Education, & Behavior
Social Networks and Type 2 Diabetes in Ghana
Brittany Counts Exercise Science The Effect of Cancer-Induced Cachexia on Skeletal Muscle Anabolic Flux
Melanie Gwynn Health Services Policy and Management Continuity of Care: Evaluation of Multi-Facility and Single-Facility Retention in HIV Care and Patient Health Outcomes
Md Akhtar Hossain Biostatistics A Dynamic Joint Model to Predict Co-morbidity Risks for Chronic Disease Patients
Chelsea Larsen Exercise Science Reducing Sedentary Behavior to Improve Blood Pressure
Nazratun Monalisa Health Promotion, 
Education, & Behavior
Influences on Parent’s Food Shopping for Children’s Consumption in South Carolina
Cassie Odahowski Epidemiology Identifying Disparities in the Access to Advanced Surgical Techniques for the Treatment of Lung Cancer in the United States
Sahar Pourhoseini Environmental Health Sciences A Comparative Uptake and Toxicity Study of Silver Nanoparticles (AgNPs) on Human Peripheral Blood Mononuclear Cells
Sarah Tryon Exercise Science Modulation of Glutamatergic Neurotransmission to the Basolateral Amygdala by Muscarinic Acetylcholine Receptors
Brandon Vanderveen Exercise Science Calcium’s Role in the Disruption of Skeletal Muscle Function and Protein Degradation During Cancer Cachexia

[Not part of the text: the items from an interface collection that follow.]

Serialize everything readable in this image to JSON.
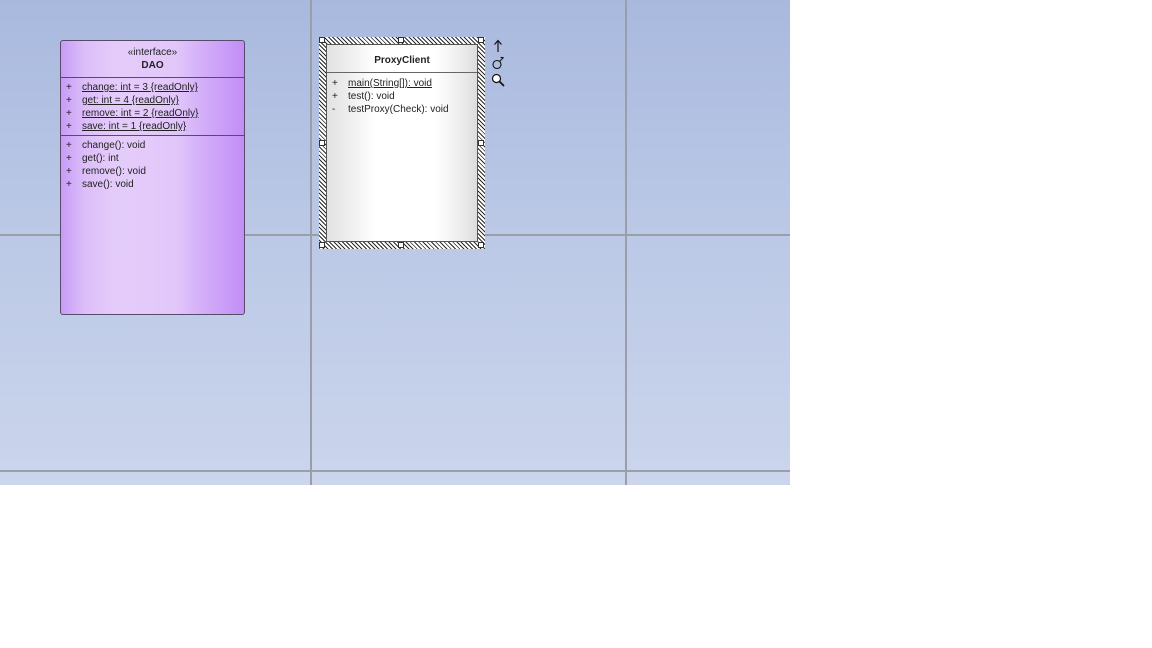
{
  "diagram": {
    "classes": {
      "dao": {
        "stereotype": "«interface»",
        "name": "DAO",
        "attributes": [
          {
            "visibility": "+",
            "text": "change: int = 3 {readOnly}"
          },
          {
            "visibility": "+",
            "text": "get: int = 4 {readOnly}"
          },
          {
            "visibility": "+",
            "text": "remove: int = 2 {readOnly}"
          },
          {
            "visibility": "+",
            "text": "save: int = 1 {readOnly}"
          }
        ],
        "operations": [
          {
            "visibility": "+",
            "text": "change(): void"
          },
          {
            "visibility": "+",
            "text": "get(): int"
          },
          {
            "visibility": "+",
            "text": "remove(): void"
          },
          {
            "visibility": "+",
            "text": "save(): void"
          }
        ]
      },
      "proxy_client": {
        "name": "ProxyClient",
        "operations": [
          {
            "visibility": "+",
            "text": "main(String[]): void"
          },
          {
            "visibility": "+",
            "text": "test(): void"
          },
          {
            "visibility": "-",
            "text": "testProxy(Check): void"
          }
        ]
      }
    },
    "quick_tools": [
      "arrow-up-icon",
      "link-hook-icon",
      "magnifier-icon"
    ],
    "colors": {
      "interface_fill": "#dcbef9",
      "interface_edge": "#c28ef6",
      "canvas_top": "#a9b9de",
      "canvas_bottom": "#cbd5ec",
      "grid_line": "#9a9ea6"
    }
  }
}
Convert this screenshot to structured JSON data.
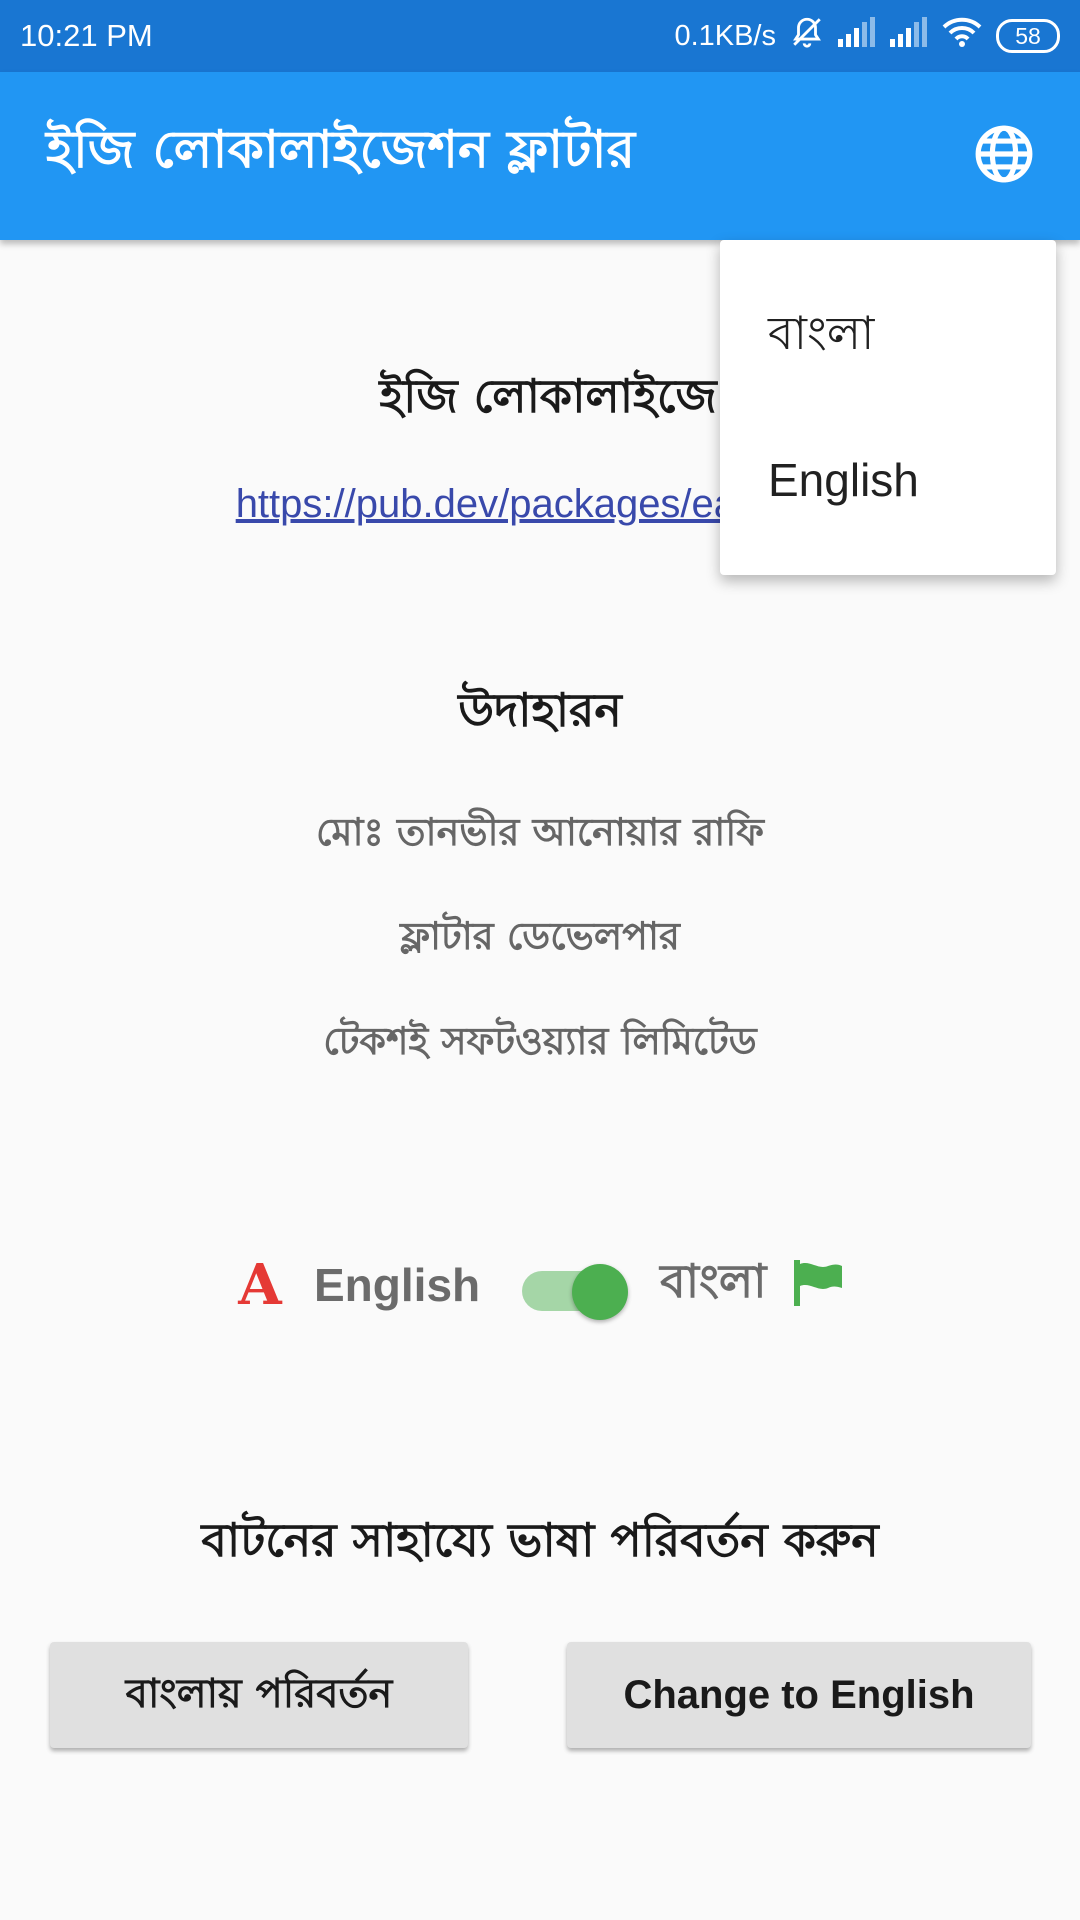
{
  "status_bar": {
    "time": "10:21 PM",
    "network_speed": "0.1KB/s",
    "battery": "58",
    "icons": [
      "mute-icon",
      "signal-icon",
      "signal-icon",
      "wifi-icon",
      "battery-icon"
    ]
  },
  "app_bar": {
    "title": "ইজি লোকালাইজেশন ফ্লাটার",
    "language_icon": "globe-icon",
    "color": "#2196f3"
  },
  "main": {
    "heading": "ইজি লোকালাইজে",
    "link": "https://pub.dev/packages/easy_",
    "example_heading": "উদাহারন",
    "example_lines": [
      "মোঃ তানভীর আনোয়ার রাফি",
      "ফ্লাটার ডেভেলপার",
      "টেকশই সফটওয়্যার লিমিটেড"
    ]
  },
  "toggle": {
    "left_icon": "font-icon",
    "left_label": "English",
    "right_label": "বাংলা",
    "right_icon": "flag-icon",
    "state": "on",
    "accent_color": "#4caf50"
  },
  "button_section": {
    "heading": "বাটনের সাহায্যে ভাষা পরিবর্তন করুন",
    "bangla_button": "বাংলায় পরিবর্তন",
    "english_button": "Change to English"
  },
  "language_menu": {
    "items": [
      "বাংলা",
      "English"
    ]
  }
}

Related:

2016-2017 SPARC Awards

Health services policy and management professor and rural health expert Janice Probst receives 2018 Breakthrough Leadership in Research Award

Mohammed Baalousha (ENHS) and Brie Turner-McGrievy (HPEB) named 2017 Breakthrough Stars

Doctoral students Firas Alhasson (ENHS) and Min Jee Lee (HSPM) named 2018 Breakthrough Graduate Scholars